It’s 101 degrees out there, so I thought, you know, I should finish a sweater.
I even went so far as to put it on.
This is my sixth CustomFit sweater, and it is a lightly modified version of Inlet, one of Amy Herzog’s basic designs from the CustomFit Winter/Spring 2015 Collection. My changes were to make the sleeves full length, instead of three-quarters, and to add the stripe sequence from this cardigan, worn by the title character on the Netflix series, “Unbreakable Kimmy Schmidt”

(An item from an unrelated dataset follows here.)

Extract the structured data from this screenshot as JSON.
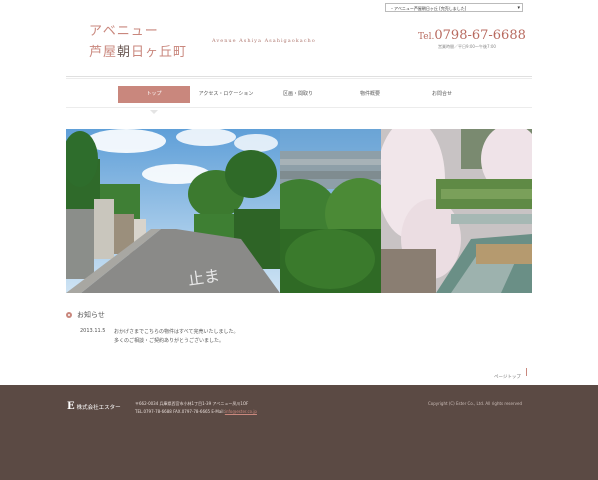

I got stalled in a couple of places on this project. It features twisted 1×1 ribbing for all of the edgings, and when I started the back, I got distracted, and twisted the wrong stitches on more than one occasion. I knew it needed to be pulled out and started again, but it took me awhile to stop being annoyed with myself. Another small problem had to do with weaving in the ends as I went along. On the whole, that was a very, very, very good idea. However, since the pink stripes were only two rows deep, both ends were trapped in the same row, causing the stitches for those stripes to be distorted for several inches. I thought (hoped, anyway) that it would block out. It didn’t. (For the wider oatmeal and navy stripes, the ends were trapped in different rows, and there is no noticeable indication on right side of the fabric.) The solution for the pink stripes was to pick out the ends, and weave them in separately. It was time-consuming, but I’m much happier with the results.
And the first time I worked the button band, I finished, smoothed it out, and realized that there weren’t enough stitches, and no amount of blocking was going to make it lay flat. (This was the one issue that wasn’t strictly user error–the button band pick-up ratio was 2 stitches to 3 rows (or .67)–which is a VERY common ratio for picking up stitches along a vertical edge. But when I calculated my own actual stitch to row ratio, it was .70. Since I also used smaller needles for the edging, I used the second most common vertical pick-up ratio of 3 stitches to 4 rows. That produced a better result.)
I can’t lie to you. Seaming a sweater takes time. Even with stripes to help with the matching. But the garment has good structure, and is made to last. The set-in sleeves are tailored, and with a little advance planning, I was able to match the stripes between the body and sleeve pieces. (I’m very happy about that last bit.)
I participated in an online training meeting last week with Amy and other shop owners who offer CustomFit. I’m always so impressed with the ways the CustomFit team is constantly trying to refine the program. Some things you wouldn’t notice if you didn’t know about the change–better user interfaces, or improvements to how the pattern engine responds when you tweak a pattern after it first combines your gauge, measurements, and design choices. Others are more noticeable–switching from using line drawings to using photographs to illustrate the basic designs. And still others are big changes that will really expand the way we can knit for ourselves and others–there are new silhouettes in the works that will make it possible to use CustomFit to knit for men and children, or to knit sweaters with a trapeze or A-line shape.
The enthusiasm and great ideas from other shop owners inspire me as well. Yvonne, who manages Natural Stitches in Pittsburgh, PA, is spearheading an effort to create a CustomFit trunk show to showcase more of the designs that are built into the program. Right now, participating shops are sending in proposals for which designs we’d like to make in which yarns, and once the sweaters have been knit and collected, they will start traveling between participating shops. Obviously, this won’t happen overnight, but it will be a great resource going forward!